EXERCISE BRIEF:
Nothing should be dropped or changed: copy every line of the listing.

EXTRACTED DATA:
========================================
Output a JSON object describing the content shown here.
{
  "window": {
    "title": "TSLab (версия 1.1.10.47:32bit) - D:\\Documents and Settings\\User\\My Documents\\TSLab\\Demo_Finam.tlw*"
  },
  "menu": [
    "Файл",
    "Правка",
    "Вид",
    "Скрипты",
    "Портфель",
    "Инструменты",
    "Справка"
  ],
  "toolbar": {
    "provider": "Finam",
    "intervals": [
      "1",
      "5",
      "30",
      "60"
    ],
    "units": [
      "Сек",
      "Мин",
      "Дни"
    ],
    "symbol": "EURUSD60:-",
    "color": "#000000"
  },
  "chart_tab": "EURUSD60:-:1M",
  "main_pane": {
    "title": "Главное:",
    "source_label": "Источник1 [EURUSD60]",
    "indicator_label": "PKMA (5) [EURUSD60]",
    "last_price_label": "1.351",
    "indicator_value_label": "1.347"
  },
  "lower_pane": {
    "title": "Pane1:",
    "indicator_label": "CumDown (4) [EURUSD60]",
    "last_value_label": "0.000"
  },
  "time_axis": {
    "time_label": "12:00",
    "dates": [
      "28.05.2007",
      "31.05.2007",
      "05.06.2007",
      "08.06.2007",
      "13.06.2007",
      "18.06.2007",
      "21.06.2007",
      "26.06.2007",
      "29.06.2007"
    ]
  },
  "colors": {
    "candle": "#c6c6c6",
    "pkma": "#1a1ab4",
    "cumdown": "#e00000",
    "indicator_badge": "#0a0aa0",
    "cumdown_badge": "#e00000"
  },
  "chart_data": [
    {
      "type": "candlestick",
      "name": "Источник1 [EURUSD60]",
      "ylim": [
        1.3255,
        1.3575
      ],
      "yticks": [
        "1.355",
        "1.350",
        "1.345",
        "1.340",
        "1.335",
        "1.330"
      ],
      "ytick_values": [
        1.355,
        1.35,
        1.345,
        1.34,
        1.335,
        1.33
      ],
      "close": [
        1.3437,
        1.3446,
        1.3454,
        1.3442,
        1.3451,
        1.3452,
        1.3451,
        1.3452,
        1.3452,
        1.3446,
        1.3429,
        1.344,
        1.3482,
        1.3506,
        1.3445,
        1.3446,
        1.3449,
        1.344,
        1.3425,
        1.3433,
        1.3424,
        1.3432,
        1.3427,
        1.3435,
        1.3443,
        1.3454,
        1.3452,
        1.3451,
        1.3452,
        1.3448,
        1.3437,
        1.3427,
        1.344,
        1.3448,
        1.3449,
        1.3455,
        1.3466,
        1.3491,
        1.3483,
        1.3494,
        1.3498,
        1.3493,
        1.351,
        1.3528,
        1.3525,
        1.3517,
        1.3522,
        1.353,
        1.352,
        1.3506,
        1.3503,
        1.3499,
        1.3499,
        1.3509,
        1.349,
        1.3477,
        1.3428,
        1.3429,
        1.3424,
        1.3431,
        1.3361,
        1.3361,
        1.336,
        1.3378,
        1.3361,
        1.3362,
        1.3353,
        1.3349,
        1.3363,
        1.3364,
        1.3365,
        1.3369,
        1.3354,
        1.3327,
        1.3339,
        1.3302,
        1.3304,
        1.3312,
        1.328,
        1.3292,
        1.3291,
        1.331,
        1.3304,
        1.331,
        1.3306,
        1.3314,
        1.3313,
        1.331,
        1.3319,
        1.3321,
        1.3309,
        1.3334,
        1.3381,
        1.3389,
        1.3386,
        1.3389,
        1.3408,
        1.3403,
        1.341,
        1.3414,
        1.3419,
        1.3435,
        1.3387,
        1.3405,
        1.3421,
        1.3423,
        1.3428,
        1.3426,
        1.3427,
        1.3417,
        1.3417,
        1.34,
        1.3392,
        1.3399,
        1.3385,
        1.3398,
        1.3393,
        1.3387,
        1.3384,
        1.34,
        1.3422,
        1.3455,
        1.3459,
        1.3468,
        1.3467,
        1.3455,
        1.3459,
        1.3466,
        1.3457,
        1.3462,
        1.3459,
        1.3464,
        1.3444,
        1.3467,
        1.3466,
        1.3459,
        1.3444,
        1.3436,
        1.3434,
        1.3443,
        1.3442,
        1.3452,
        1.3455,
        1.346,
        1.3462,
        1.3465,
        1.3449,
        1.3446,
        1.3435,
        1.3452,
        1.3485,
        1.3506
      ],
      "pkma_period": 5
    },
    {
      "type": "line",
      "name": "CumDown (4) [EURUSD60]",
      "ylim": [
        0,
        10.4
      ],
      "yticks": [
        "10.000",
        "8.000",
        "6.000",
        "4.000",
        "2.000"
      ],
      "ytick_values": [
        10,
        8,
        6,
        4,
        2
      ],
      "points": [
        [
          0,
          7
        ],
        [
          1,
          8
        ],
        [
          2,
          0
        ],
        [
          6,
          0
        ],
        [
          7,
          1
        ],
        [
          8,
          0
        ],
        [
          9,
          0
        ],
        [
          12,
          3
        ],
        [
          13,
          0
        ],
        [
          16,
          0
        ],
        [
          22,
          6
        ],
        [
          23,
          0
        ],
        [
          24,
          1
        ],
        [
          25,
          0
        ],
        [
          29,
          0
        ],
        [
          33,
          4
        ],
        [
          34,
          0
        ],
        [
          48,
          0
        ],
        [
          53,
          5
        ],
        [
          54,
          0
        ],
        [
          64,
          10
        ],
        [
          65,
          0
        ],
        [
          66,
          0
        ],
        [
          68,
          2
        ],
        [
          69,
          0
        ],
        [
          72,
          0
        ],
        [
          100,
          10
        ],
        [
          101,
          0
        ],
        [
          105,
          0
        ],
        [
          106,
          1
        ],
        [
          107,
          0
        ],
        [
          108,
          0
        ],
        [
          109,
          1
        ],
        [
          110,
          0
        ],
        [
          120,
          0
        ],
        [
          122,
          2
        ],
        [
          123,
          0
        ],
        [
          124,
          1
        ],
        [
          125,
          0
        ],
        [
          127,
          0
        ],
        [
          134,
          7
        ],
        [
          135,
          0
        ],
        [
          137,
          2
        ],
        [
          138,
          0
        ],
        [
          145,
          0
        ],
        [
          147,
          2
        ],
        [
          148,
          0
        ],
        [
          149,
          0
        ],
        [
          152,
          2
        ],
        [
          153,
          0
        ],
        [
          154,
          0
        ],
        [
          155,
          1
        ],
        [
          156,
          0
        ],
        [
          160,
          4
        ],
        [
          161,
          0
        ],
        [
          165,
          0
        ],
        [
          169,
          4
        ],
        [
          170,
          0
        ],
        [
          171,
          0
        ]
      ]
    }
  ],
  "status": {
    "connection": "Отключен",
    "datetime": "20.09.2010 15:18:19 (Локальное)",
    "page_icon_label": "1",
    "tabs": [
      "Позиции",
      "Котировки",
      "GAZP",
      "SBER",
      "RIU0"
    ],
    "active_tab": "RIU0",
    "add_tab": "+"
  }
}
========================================
SOLUTION FOR THIS TASK:
Output a JSON object describing the content shown here.
{
  "window": {
    "title": "TSLab (версия 1.1.10.47:32bit) - D:\\Documents and Settings\\User\\My Documents\\TSLab\\Demo_Finam.tlw*"
  },
  "menu": [
    "Файл",
    "Правка",
    "Вид",
    "Скрипты",
    "Портфель",
    "Инструменты",
    "Справка"
  ],
  "toolbar": {
    "provider": "Finam",
    "intervals": [
      "1",
      "5",
      "30",
      "60"
    ],
    "units": [
      "Сек",
      "Мин",
      "Дни"
    ],
    "symbol": "EURUSD60:-",
    "color": "#000000"
  },
  "chart_tab": "EURUSD60:-:1M",
  "main_pane": {
    "title": "Главное:",
    "source_label": "Источник1 [EURUSD60]",
    "indicator_label": "PKMA (5) [EURUSD60]",
    "last_price_label": "1.351",
    "indicator_value_label": "1.347"
  },
  "lower_pane": {
    "title": "Pane1:",
    "indicator_label": "CumDown (4) [EURUSD60]",
    "last_value_label": "0.000"
  },
  "time_axis": {
    "time_label": "12:00",
    "dates": [
      "28.05.2007",
      "31.05.2007",
      "05.06.2007",
      "08.06.2007",
      "13.06.2007",
      "18.06.2007",
      "21.06.2007",
      "26.06.2007",
      "29.06.2007"
    ]
  },
  "colors": {
    "candle": "#c6c6c6",
    "pkma": "#1a1ab4",
    "cumdown": "#e00000",
    "indicator_badge": "#0a0aa0",
    "cumdown_badge": "#e00000"
  },
  "chart_data": [
    {
      "type": "candlestick",
      "name": "Источник1 [EURUSD60]",
      "ylim": [
        1.3255,
        1.3575
      ],
      "yticks": [
        "1.355",
        "1.350",
        "1.345",
        "1.340",
        "1.335",
        "1.330"
      ],
      "ytick_values": [
        1.355,
        1.35,
        1.345,
        1.34,
        1.335,
        1.33
      ],
      "close": [
        1.3437,
        1.3446,
        1.3454,
        1.3442,
        1.3451,
        1.3452,
        1.3451,
        1.3452,
        1.3452,
        1.3446,
        1.3429,
        1.344,
        1.3482,
        1.3506,
        1.3445,
        1.3446,
        1.3449,
        1.344,
        1.3425,
        1.3433,
        1.3424,
        1.3432,
        1.3427,
        1.3435,
        1.3443,
        1.3454,
        1.3452,
        1.3451,
        1.3452,
        1.3448,
        1.3437,
        1.3427,
        1.344,
        1.3448,
        1.3449,
        1.3455,
        1.3466,
        1.3491,
        1.3483,
        1.3494,
        1.3498,
        1.3493,
        1.351,
        1.3528,
        1.3525,
        1.3517,
        1.3522,
        1.353,
        1.352,
        1.3506,
        1.3503,
        1.3499,
        1.3499,
        1.3509,
        1.349,
        1.3477,
        1.3428,
        1.3429,
        1.3424,
        1.3431,
        1.3361,
        1.3361,
        1.336,
        1.3378,
        1.3361,
        1.3362,
        1.3353,
        1.3349,
        1.3363,
        1.3364,
        1.3365,
        1.3369,
        1.3354,
        1.3327,
        1.3339,
        1.3302,
        1.3304,
        1.3312,
        1.328,
        1.3292,
        1.3291,
        1.331,
        1.3304,
        1.331,
        1.3306,
        1.3314,
        1.3313,
        1.331,
        1.3319,
        1.3321,
        1.3309,
        1.3334,
        1.3381,
        1.3389,
        1.3386,
        1.3389,
        1.3408,
        1.3403,
        1.341,
        1.3414,
        1.3419,
        1.3435,
        1.3387,
        1.3405,
        1.3421,
        1.3423,
        1.3428,
        1.3426,
        1.3427,
        1.3417,
        1.3417,
        1.34,
        1.3392,
        1.3399,
        1.3385,
        1.3398,
        1.3393,
        1.3387,
        1.3384,
        1.34,
        1.3422,
        1.3455,
        1.3459,
        1.3468,
        1.3467,
        1.3455,
        1.3459,
        1.3466,
        1.3457,
        1.3462,
        1.3459,
        1.3464,
        1.3444,
        1.3467,
        1.3466,
        1.3459,
        1.3444,
        1.3436,
        1.3434,
        1.3443,
        1.3442,
        1.3452,
        1.3455,
        1.346,
        1.3462,
        1.3465,
        1.3449,
        1.3446,
        1.3435,
        1.3452,
        1.3485,
        1.3506
      ],
      "pkma_period": 5
    },
    {
      "type": "line",
      "name": "CumDown (4) [EURUSD60]",
      "ylim": [
        0,
        10.4
      ],
      "yticks": [
        "10.000",
        "8.000",
        "6.000",
        "4.000",
        "2.000"
      ],
      "ytick_values": [
        10,
        8,
        6,
        4,
        2
      ],
      "points": [
        [
          0,
          7
        ],
        [
          1,
          8
        ],
        [
          2,
          0
        ],
        [
          6,
          0
        ],
        [
          7,
          1
        ],
        [
          8,
          0
        ],
        [
          9,
          0
        ],
        [
          12,
          3
        ],
        [
          13,
          0
        ],
        [
          16,
          0
        ],
        [
          22,
          6
        ],
        [
          23,
          0
        ],
        [
          24,
          1
        ],
        [
          25,
          0
        ],
        [
          29,
          0
        ],
        [
          33,
          4
        ],
        [
          34,
          0
        ],
        [
          48,
          0
        ],
        [
          53,
          5
        ],
        [
          54,
          0
        ],
        [
          64,
          10
        ],
        [
          65,
          0
        ],
        [
          66,
          0
        ],
        [
          68,
          2
        ],
        [
          69,
          0
        ],
        [
          72,
          0
        ],
        [
          100,
          10
        ],
        [
          101,
          0
        ],
        [
          105,
          0
        ],
        [
          106,
          1
        ],
        [
          107,
          0
        ],
        [
          108,
          0
        ],
        [
          109,
          1
        ],
        [
          110,
          0
        ],
        [
          120,
          0
        ],
        [
          122,
          2
        ],
        [
          123,
          0
        ],
        [
          124,
          1
        ],
        [
          125,
          0
        ],
        [
          127,
          0
        ],
        [
          134,
          7
        ],
        [
          135,
          0
        ],
        [
          137,
          2
        ],
        [
          138,
          0
        ],
        [
          145,
          0
        ],
        [
          147,
          2
        ],
        [
          148,
          0
        ],
        [
          149,
          0
        ],
        [
          152,
          2
        ],
        [
          153,
          0
        ],
        [
          154,
          0
        ],
        [
          155,
          1
        ],
        [
          156,
          0
        ],
        [
          160,
          4
        ],
        [
          161,
          0
        ],
        [
          165,
          0
        ],
        [
          169,
          4
        ],
        [
          170,
          0
        ],
        [
          171,
          0
        ]
      ]
    }
  ],
  "status": {
    "connection": "Отключен",
    "datetime": "20.09.2010 15:18:19 (Локальное)",
    "page_icon_label": "1",
    "tabs": [
      "Позиции",
      "Котировки",
      "GAZP",
      "SBER",
      "RIU0"
    ],
    "active_tab": "RIU0",
    "add_tab": "+"
  }
}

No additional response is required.